A tax incentive to build an 80-room hotel on the southern edge of Ottawa is in the hands of the developer.
The Franklin County Board of Commissioners voted 4-1 Wednesday to rebate 3 percent of the transient guest tax money generated by the Holiday Inn Express & Suites for 10 years. The rebate will be capped at $600,000. Commissioners Colton Waymire, Rick Ogelsby, Roy Dunn and Randy Renoud approved the rebate, while Rick Howard opposed it.
The county assesses a 6 percent charge to all hotel/motel receipts for the transient guest tax. The TGT fund is used primarily to promote tourism in the county and run the Visitors Information Center, 2011 K-68, Ottawa.
The area the developer has designs on is the vacant lot south of H&R Block, 2334 S. Princeton St., on the west side of Princeton Avenue. It is right next to I-35.
Renoud sees the proposal as a win-win situation.
“We can’t lose, we can only gain,” he said. “We are not spending any transient guest tax money on it ... we are not getting as much as we would normally be getting. We got a few perks out of it. It is good for the county. It is good for growth.”
The agreement is between the county and Ottawa Lodging, LLC, which is owned by developer, Mike Works, Lincoln, Nebraska.
Howard is not against the hotel being built, but felt the county gave too much of an incentive, he said.
“I talked to a city in Nebraska that had this same developer [build a hotel],” he said. “They done it without giving up any of their transient guest tax. That is where I was coming from. It is not a bad use of transient guest tax by any means. The hotel will be generating the money that is going back to them.”
The way the agreement is written, the hotel will receive half of the transient guest tax they generate and will be capped, Renoud said. He added there will be other benefits from the hotel being built.
“We had two influences: the meeting room — which may or may not be a big issue — and the location,” he said. “They might have gone east instead of west.

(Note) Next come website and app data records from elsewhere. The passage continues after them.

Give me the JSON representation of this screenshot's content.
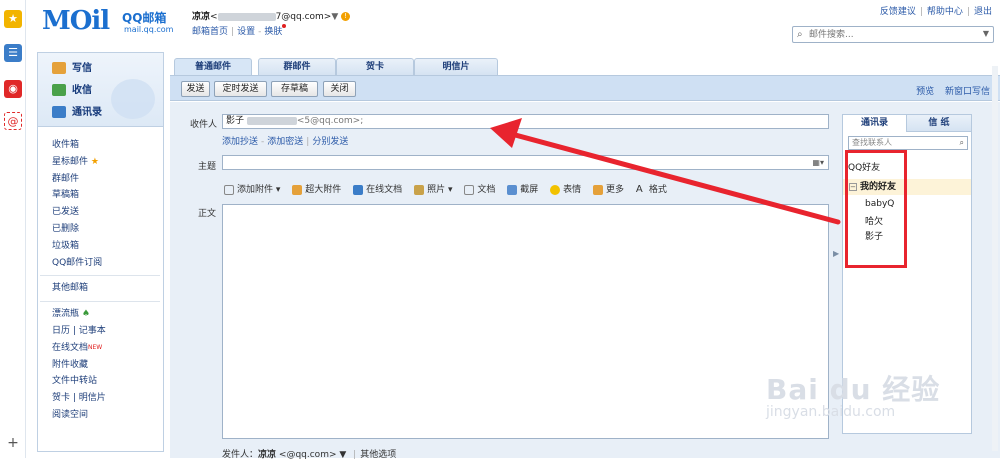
{
  "leftbar": {
    "plus_label": "+"
  },
  "header": {
    "logo_main": "MOil",
    "logo_sub": "QQ邮箱",
    "logo_url": "mail.qq.com",
    "user_name": "凉凉",
    "user_email_prefix": "<",
    "user_email_suffix": "7@qq.com>",
    "user_caret": "▼",
    "warn_glyph": "!",
    "links": [
      "邮箱首页",
      "设置",
      "换肤"
    ],
    "link_sep": "|",
    "top_links": [
      "反馈建议",
      "帮助中心",
      "退出"
    ],
    "search_placeholder": "邮件搜索..."
  },
  "nav": {
    "primary": [
      {
        "label": "写信",
        "color": "#e5a13a"
      },
      {
        "label": "收信",
        "color": "#4aa14a"
      },
      {
        "label": "通讯录",
        "color": "#3b7dc8"
      }
    ],
    "items": [
      {
        "label": "收件箱"
      },
      {
        "label": "星标邮件",
        "star": "★"
      },
      {
        "label": "群邮件"
      },
      {
        "label": "草稿箱"
      },
      {
        "label": "已发送"
      },
      {
        "label": "已删除"
      },
      {
        "label": "垃圾箱"
      },
      {
        "label": "QQ邮件订阅"
      }
    ],
    "other": "其他邮箱",
    "bottom": [
      {
        "label": "漂流瓶",
        "badge": "♠"
      },
      {
        "label": "日历 | 记事本"
      },
      {
        "label": "在线文档",
        "badge": "NEW"
      },
      {
        "label": "附件收藏"
      },
      {
        "label": "文件中转站"
      },
      {
        "label": "贺卡 | 明信片"
      },
      {
        "label": "阅读空间"
      }
    ]
  },
  "tabs": [
    "普通邮件",
    "群邮件",
    "贺卡",
    "明信片"
  ],
  "toolbar": {
    "buttons": [
      "发送",
      "定时发送",
      "存草稿",
      "关闭"
    ],
    "right_links": [
      "预览",
      "新窗口写信"
    ]
  },
  "compose": {
    "to_label": "收件人",
    "to_name": "影子",
    "to_email": "<5@qq.com>;",
    "to_links": [
      "添加抄送",
      "添加密送",
      "分别发送"
    ],
    "subject_label": "主题",
    "subject_value": "",
    "tools": [
      "添加附件",
      "超大附件",
      "在线文档",
      "照片",
      "文档",
      "截屏",
      "表情",
      "更多",
      "格式"
    ],
    "body_label": "正文",
    "sender_label": "发件人：",
    "sender_name": "凉凉",
    "sender_email": "<@qq.com>",
    "sender_caret": "▼",
    "other_options": "其他选项"
  },
  "right_panel": {
    "tabs": [
      "通讯录",
      "信 纸"
    ],
    "search_placeholder": "查找联系人",
    "group": "QQ好友",
    "subgroup": "我的好友",
    "contacts": [
      "babyQ",
      "哈欠",
      "影子"
    ]
  },
  "watermark": {
    "main": "Bai du 经验",
    "url": "jingyan.baidu.com"
  },
  "colors": {
    "accent": "#1b6fcf",
    "highlight": "#e8242e",
    "toolbar_bg": "#cfe0f3"
  }
}
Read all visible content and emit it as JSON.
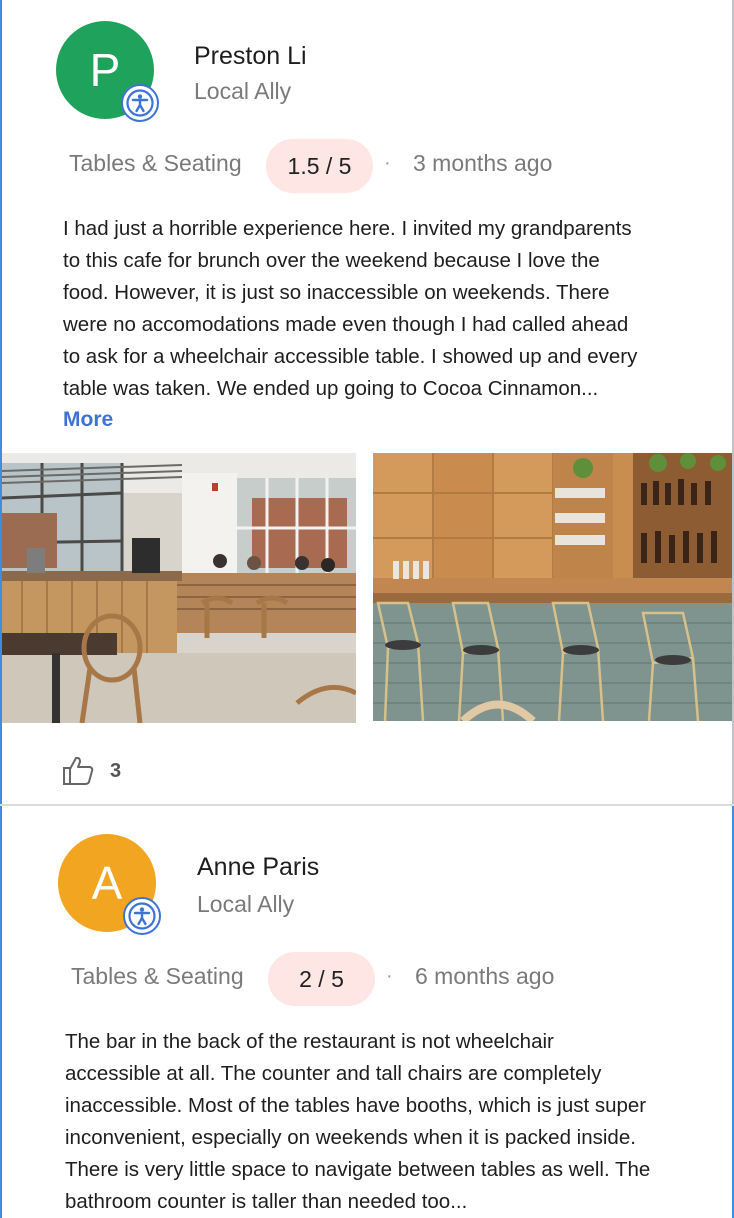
{
  "reviews": [
    {
      "initial": "P",
      "avatar_color": "#1fa35c",
      "name": "Preston Li",
      "role": "Local Ally",
      "category": "Tables & Seating",
      "rating": "1.5 / 5",
      "separator": "·",
      "time": "3 months ago",
      "text_lines": [
        "I had just a horrible experience here. I invited my grandparents",
        "to this cafe for brunch over the weekend because I love the",
        "food. However, it is just so inaccessible on weekends. There",
        "were no accomodations made even though I had called ahead",
        "to ask for a wheelchair accessible table. I showed up and every",
        "table was taken. We ended up going to Cocoa Cinnamon..."
      ],
      "more_label": "More",
      "likes": "3",
      "photos": [
        "cafe-dining-area-photo",
        "cafe-bar-counter-photo"
      ]
    },
    {
      "initial": "A",
      "avatar_color": "#f1a521",
      "name": "Anne Paris",
      "role": "Local Ally",
      "category": "Tables & Seating",
      "rating": "2 / 5",
      "separator": "·",
      "time": "6 months ago",
      "text_lines": [
        "The bar in the back of the restaurant is not wheelchair",
        "accessible at all. The counter and tall chairs are completely",
        "inaccessible. Most of the tables have booths, which is just super",
        "inconvenient, especially on weekends when it is packed inside.",
        "There is very little space to navigate between tables as well. The",
        "bathroom counter is taller than needed too..."
      ]
    }
  ],
  "colors": {
    "accent": "#3d72d6",
    "rating_bg": "#fde6e3",
    "muted_text": "#7a7a7a"
  },
  "icons": {
    "badge": "accessibility-icon",
    "like": "thumbs-up-icon"
  }
}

It is a blighted area. There will be a road going in that other businesses can use. The Proximity Park [site selectors] are going to be impressed with that type of [facility]. I can see both sides. The perks were better than the negatives.”
Dunn, who in February was against using TGT money as an incentive, changed to a “yes” vote because of the positives the project will bring to the area, he said.
The agreement spells out free use of the proposed 1,200- to 1,500-square-foot meeting room for the governing bodies of the city of Ottawa, the county and Central Heights, Ottawa, Wellsville and West Franklin school districts.
The agreement is not an obligation for the developer to construct the project. If the developer has not started construction within two years, the county could terminate the rebate.